Greetings! It’s official: school is back in session, the football season is in full swing and another summer is in the books. While Summer may be officially over, the Summer-like weather conditions are still holding on strong in many parts of the Midwest. The excitement of the early Spring was quickly replaced with concern. The drought and extreme heat have been the dominant topics of conversation when visiting with customers, and at many of the Field Day events I attended this summer. There is a lot of time and effort put into running a successful University Field Day. This year, it seemed as if many Universities went out of their way to make sure attendees were well cared for. There was plenty of water to drink, and some even set up shade tents at each stop on the tour to help out with the extreme heat. From the University personnel and volunteers that help set up the event, down to research personnel and manufacturer representatives who spend countless hours applying products and gathering data, a lot of time and resources are expended to make sure the most accurate information is presented to those who attend. Unfortunately, a recent trend at these University Field Days is dwindling attendance. A wealth of information can be obtained at these events. Information you may not always be able to gather via text message, the internet or message boards. New products are on display, new uses for older products are demonstrated, and you can gain a better sense of the current, overall state of the industry just by listening to others speak about their...

From mild to wild, unusual weather forces turf pros to expect the unexpected.
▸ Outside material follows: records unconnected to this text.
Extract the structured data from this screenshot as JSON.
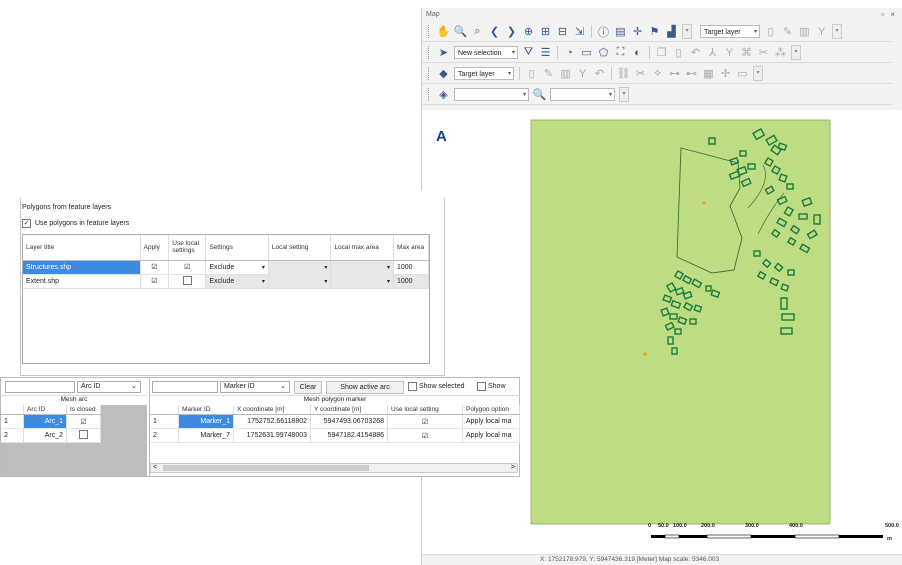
{
  "map": {
    "title": "Map",
    "window_controls": "▫ ×",
    "toolbar1": {
      "target_layer": "Target layer"
    },
    "toolbar2": {
      "selection": "New selection"
    },
    "toolbar3": {
      "target_layer": "Target layer"
    },
    "north_arrow": "A",
    "scale_labels": [
      "0",
      "50.0",
      "100.0",
      "200.0",
      "300.0",
      "400.0",
      "500.0"
    ],
    "scale_unit": "m",
    "status": "X: 1752178.979, Y: 5947436.319 [Meter]    Map scale: 5346.003",
    "colors": {
      "map_bg": "#bedd83",
      "feature_stroke": "#1a7a3c",
      "point": "#f0a030"
    }
  },
  "polygons": {
    "group_title": "Polygons from feature layers",
    "use_label": "Use polygons in feature layers",
    "headers": [
      "Layer title",
      "Apply",
      "Use local settings",
      "Settings",
      "Local setting",
      "Local max area",
      "Max area"
    ],
    "rows": [
      {
        "layer": "Structures.shp",
        "settings": "Exclude",
        "max_area": "1000",
        "apply": "☑",
        "local": "☑"
      },
      {
        "layer": "Extent.shp",
        "settings": "Exclude",
        "max_area": "1000",
        "apply": "☑",
        "local": ""
      }
    ]
  },
  "mesh_arc": {
    "filter_field": "Arc ID",
    "title": "Mesh arc",
    "headers": [
      "Arc ID",
      "Is closed"
    ],
    "rows": [
      {
        "num": "1",
        "id": "Arc_1",
        "closed": "☑"
      },
      {
        "num": "2",
        "id": "Arc_2",
        "closed": ""
      }
    ]
  },
  "mesh_marker": {
    "filter_field": "Marker ID",
    "clear": "Clear",
    "show_active": "Show active arc",
    "show_selected": "Show selected",
    "show_cut": "Show",
    "title": "Mesh polygon marker",
    "headers": [
      "Marker ID",
      "X coordinate [m]",
      "Y coordinate [m]",
      "Use local setting",
      "Polygon option"
    ],
    "rows": [
      {
        "num": "1",
        "id": "Marker_1",
        "x": "1752752.66118802",
        "y": "5947493.06703268",
        "use": "☑",
        "option": "Apply local ma"
      },
      {
        "num": "2",
        "id": "Marker_7",
        "x": "1752631.99748003",
        "y": "5947182.4154886",
        "use": "☑",
        "option": "Apply local ma"
      }
    ]
  }
}
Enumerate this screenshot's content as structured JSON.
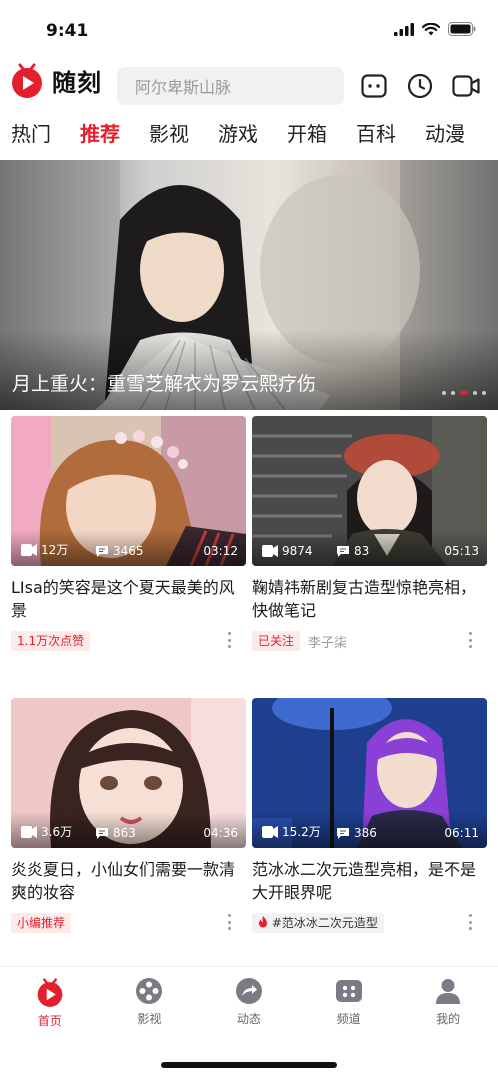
{
  "status": {
    "time": "9:41"
  },
  "app": {
    "name": "随刻"
  },
  "search": {
    "placeholder": "阿尔卑斯山脉"
  },
  "tabs": [
    {
      "label": "热门"
    },
    {
      "label": "推荐"
    },
    {
      "label": "影视"
    },
    {
      "label": "游戏"
    },
    {
      "label": "开箱"
    },
    {
      "label": "百科"
    },
    {
      "label": "动漫"
    }
  ],
  "active_tab": "推荐",
  "hero": {
    "title": "月上重火：重雪芝解衣为罗云熙疗伤",
    "slide_count": 5,
    "active_slide": 3
  },
  "cards": [
    {
      "views": "12万",
      "comments": "3465",
      "duration": "03:12",
      "title": "LIsa的笑容是这个夏天最美的风景",
      "tag": "1.1万次点赞",
      "author": ""
    },
    {
      "views": "9874",
      "comments": "83",
      "duration": "05:13",
      "title": "鞠婧祎新剧复古造型惊艳亮相，快做笔记",
      "tag": "已关注",
      "author": "李子柒"
    },
    {
      "views": "3.6万",
      "comments": "863",
      "duration": "04:36",
      "title": "炎炎夏日，小仙女们需要一款清爽的妆容",
      "tag": "小编推荐",
      "author": ""
    },
    {
      "views": "15.2万",
      "comments": "386",
      "duration": "06:11",
      "title": "范冰冰二次元造型亮相，是不是大开眼界呢",
      "tag": "#范冰冰二次元造型",
      "author": ""
    }
  ],
  "nav": [
    {
      "label": "首页"
    },
    {
      "label": "影视"
    },
    {
      "label": "动态"
    },
    {
      "label": "频道"
    },
    {
      "label": "我的"
    }
  ],
  "colors": {
    "accent": "#e5202e",
    "icon_gray": "#7b7b85"
  }
}
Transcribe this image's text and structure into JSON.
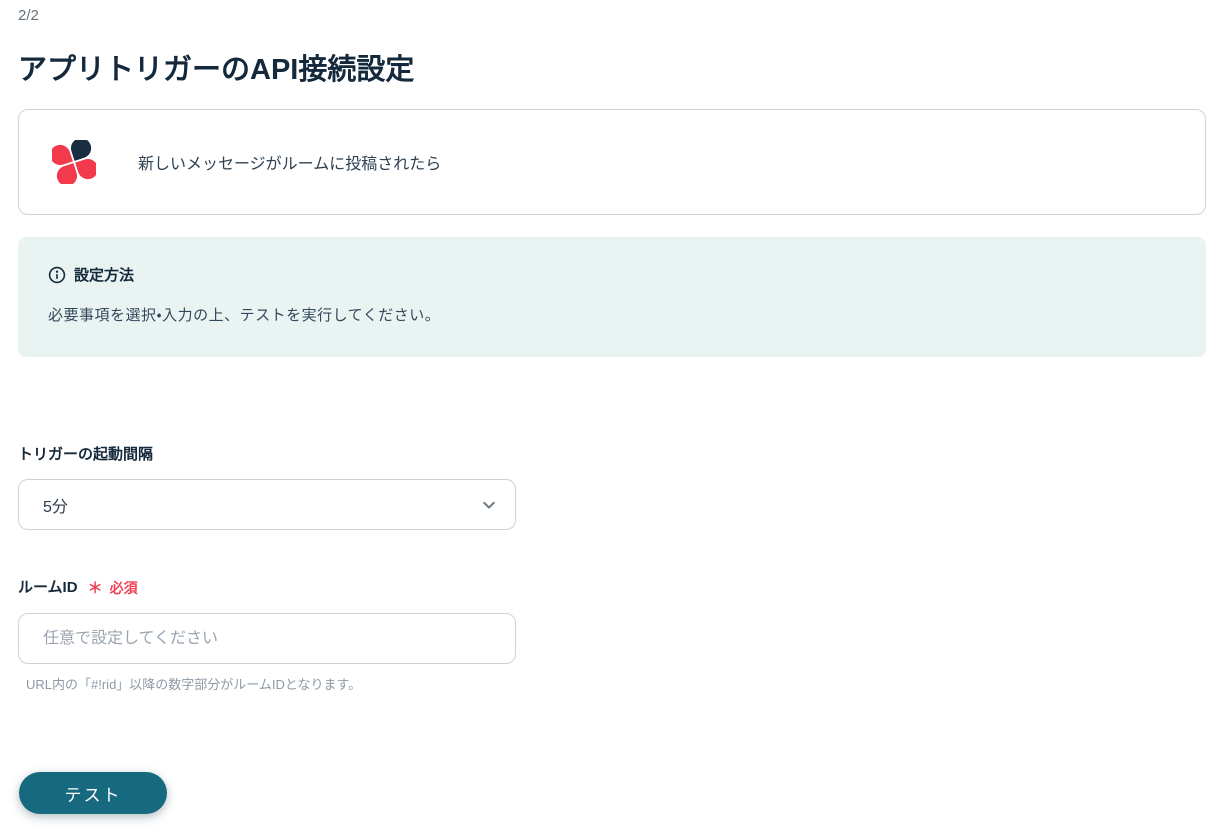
{
  "page": {
    "step_indicator": "2/2",
    "title": "アプリトリガーのAPI接続設定"
  },
  "trigger_card": {
    "app_icon_name": "chatwork-flower-icon",
    "label": "新しいメッセージがルームに投稿されたら"
  },
  "info_box": {
    "icon_name": "info-circle-icon",
    "heading": "設定方法",
    "body": "必要事項を選択・入力の上、テストを実行してください。"
  },
  "form": {
    "interval_field": {
      "label": "トリガーの起動間隔",
      "selected_value": "5分",
      "chevron_icon_name": "chevron-down-icon"
    },
    "room_id_field": {
      "label": "ルームID",
      "required_asterisk": "＊",
      "required_badge": "必須",
      "value": "",
      "placeholder": "任意で設定してください",
      "help_text": "URL内の「#!rid」以降の数字部分がルームIDとなります。"
    }
  },
  "actions": {
    "test_button_label": "テスト"
  },
  "colors": {
    "brand_red": "#f23a4c",
    "brand_navy": "#1a2e42",
    "accent_teal": "#17697f",
    "info_box_bg": "#e9f4f2",
    "required_red": "#ef4458"
  }
}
As the Turf and Ornamental Market Specialist for FMC Professional Solutions in the Southeast region, I’ve witnessed firsthand a very strange 2012 thus far. The year began with one of the mildest, shortest winters I can remember. Now we are in the midst of one of the calmest and longest springs in recent memory. What’s more, over the past few years the Deep South has become accustomed to multiple snowfalls in January and February, followed by a brief spring and then tortuous summer heat! Although mild overall temperatures may seem desirable, they can present a catch-22 of sorts. At this point, golf course superintendents who maintain bentgrass greens are happy that we’re still experiencing 77° F days with a mild breeze to boot. Their turf is healthy, their root systems are still intact and their fungicide usage is down. But what about the ultra-dwarf Bermuda courses? Bermudagrass needs warm days and nights to thrive along with plenty of sunlight. Unfortunately for these superintendents, the mild days accompanied by overcast skies prevent precious sunlight from reaching their Bermuda greens. Despite the money I saved from my home’s gas heater staying dormant for most of January and February, Old Man Winter still plays a vital role in our ecosystem. Cold weather helps maintain pest populations and keeps spring and summer weeds at bay. Whether you typically deal with aphids, mosquitoes, army worms, fire ants or beetles, insect populations are expected to grow this year due to the mild winter we recently experienced. This affects LCO, golf and nursery budgets as more insecticides have to be sprayed. The same is happening with...